One of the nation's oldest electrical contractors was convicted last month of violating workplace safety rules in the 1999 death of an employee in what federal prosecutors say is one of the rarest criminal cases in Chicago federal court history, according to the Chicago Tribune.
L.E. Myers Co. was found guilty of willfully breaking OSHA regulations in the death of Blake Lane, 20, who was killed on his second day working for the company.
The Rolling Meadows-based company was acquitted of a second charge in the 2000 death of Wade Cumpston, 43.
Prosecutors say L.E. Myers willfully ignored workplace regulations that would have kept both men alive.
"We are trying to ensure worker's safety and send a message to corporations that OSHA regulations are going to be taken seriously," Assistant U.S. Atty. Eric Sussman said.
L.E. Myers "shirked their responsibility, a very serious responsibility," Sussman said.
The company faces a maximum sentence of 5 years' probation and a $500,000 fine for the misdemeanor charge, prosecutors said.
L.E. Meyer's parent company, MYR Group, issued a two-page statement that said the company investigated the two incidents and did not believe it had violated any OSHA standards.
Both incidents happened within three months of each other.
Lane, of Sullivan, Ill., was a rookie in the power-line construction industry when he was jolted by 2,400 volts of electricity atop a 120-foot steel tower in Mt. Prospect on Dec. 28, 1999.
Prosecutors said Lane, who was inexperienced, was not warned by his foreman that the line was live.
Cumpston, of Ashland, Ky., was an experienced lineman who was electrocuted while working in a bucket at a Plainfield ComEd tower. He tried to remove one end of a ground wire while the wire's other end was still attached to a live power line.
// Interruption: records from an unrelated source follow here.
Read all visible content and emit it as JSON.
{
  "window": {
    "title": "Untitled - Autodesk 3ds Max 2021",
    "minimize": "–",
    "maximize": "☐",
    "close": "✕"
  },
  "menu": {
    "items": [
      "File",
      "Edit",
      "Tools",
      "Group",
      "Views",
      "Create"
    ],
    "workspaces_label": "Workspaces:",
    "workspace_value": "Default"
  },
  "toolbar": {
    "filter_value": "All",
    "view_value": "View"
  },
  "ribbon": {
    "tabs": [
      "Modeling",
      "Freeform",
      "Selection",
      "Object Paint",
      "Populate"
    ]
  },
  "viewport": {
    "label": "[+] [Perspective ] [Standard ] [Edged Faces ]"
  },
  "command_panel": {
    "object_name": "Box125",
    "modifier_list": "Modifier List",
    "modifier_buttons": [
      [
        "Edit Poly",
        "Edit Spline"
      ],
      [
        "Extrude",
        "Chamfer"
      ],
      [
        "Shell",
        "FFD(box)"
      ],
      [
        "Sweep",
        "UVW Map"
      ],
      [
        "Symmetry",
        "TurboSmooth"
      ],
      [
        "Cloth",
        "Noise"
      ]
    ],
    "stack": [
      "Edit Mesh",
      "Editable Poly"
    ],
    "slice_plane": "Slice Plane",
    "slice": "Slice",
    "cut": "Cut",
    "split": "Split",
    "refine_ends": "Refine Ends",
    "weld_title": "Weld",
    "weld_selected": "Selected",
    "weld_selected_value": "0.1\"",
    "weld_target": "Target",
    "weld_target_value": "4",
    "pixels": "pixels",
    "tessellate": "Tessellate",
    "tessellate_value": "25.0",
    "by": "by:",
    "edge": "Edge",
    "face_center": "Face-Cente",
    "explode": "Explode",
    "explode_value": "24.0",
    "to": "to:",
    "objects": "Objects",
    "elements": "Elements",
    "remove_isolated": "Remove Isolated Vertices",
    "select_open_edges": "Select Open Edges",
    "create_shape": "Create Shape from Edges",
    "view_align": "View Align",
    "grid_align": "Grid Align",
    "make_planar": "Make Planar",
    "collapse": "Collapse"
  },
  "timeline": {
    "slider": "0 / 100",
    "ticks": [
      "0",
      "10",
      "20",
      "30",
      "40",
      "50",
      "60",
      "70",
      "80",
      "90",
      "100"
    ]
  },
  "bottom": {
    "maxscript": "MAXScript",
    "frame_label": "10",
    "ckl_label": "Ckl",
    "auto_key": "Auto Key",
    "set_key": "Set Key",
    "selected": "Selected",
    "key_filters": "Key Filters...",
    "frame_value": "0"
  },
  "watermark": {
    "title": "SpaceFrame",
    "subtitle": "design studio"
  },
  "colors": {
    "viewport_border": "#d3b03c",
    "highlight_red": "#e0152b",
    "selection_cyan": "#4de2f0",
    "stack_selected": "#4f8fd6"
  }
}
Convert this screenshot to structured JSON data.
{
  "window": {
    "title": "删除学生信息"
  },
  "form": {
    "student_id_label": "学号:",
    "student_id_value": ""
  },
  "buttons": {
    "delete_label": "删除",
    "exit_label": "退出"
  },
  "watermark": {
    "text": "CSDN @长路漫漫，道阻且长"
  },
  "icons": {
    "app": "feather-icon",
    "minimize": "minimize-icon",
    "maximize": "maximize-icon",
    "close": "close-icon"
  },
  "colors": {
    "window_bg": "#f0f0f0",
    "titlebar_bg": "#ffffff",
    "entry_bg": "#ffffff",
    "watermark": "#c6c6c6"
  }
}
Prosecutors alleged that the line had not been properly grounded.
The deaths of Lane and Cumpston were the latest in a long history of workplace fatalities for L.E. Myers, a company that builds and repairs high-voltage power lines. A Tribune investigation in 2003 showed the company had had 35 work-related deaths and 200 violations of federal and state safety rules since 1972.
Stanford University Law professor William Gould called the L.E. Myers' case unusual.
"I do know that is a rare occurrence for criminal sanctions to be sought against violations for health and safety," said Gould, who specializes in labor law and is a former chairman of the National Labor Relations Board in Washington.
One of the reasons might be that the standard of proof in a criminal case is much higher than that in a civil proceeding, he said.
Both Cumpston's and Lane's families have civil litigation pending against L.E. Myers, Sussman said.
CHECK OUT HIS FATHER MICHAEL J. CUMPSTON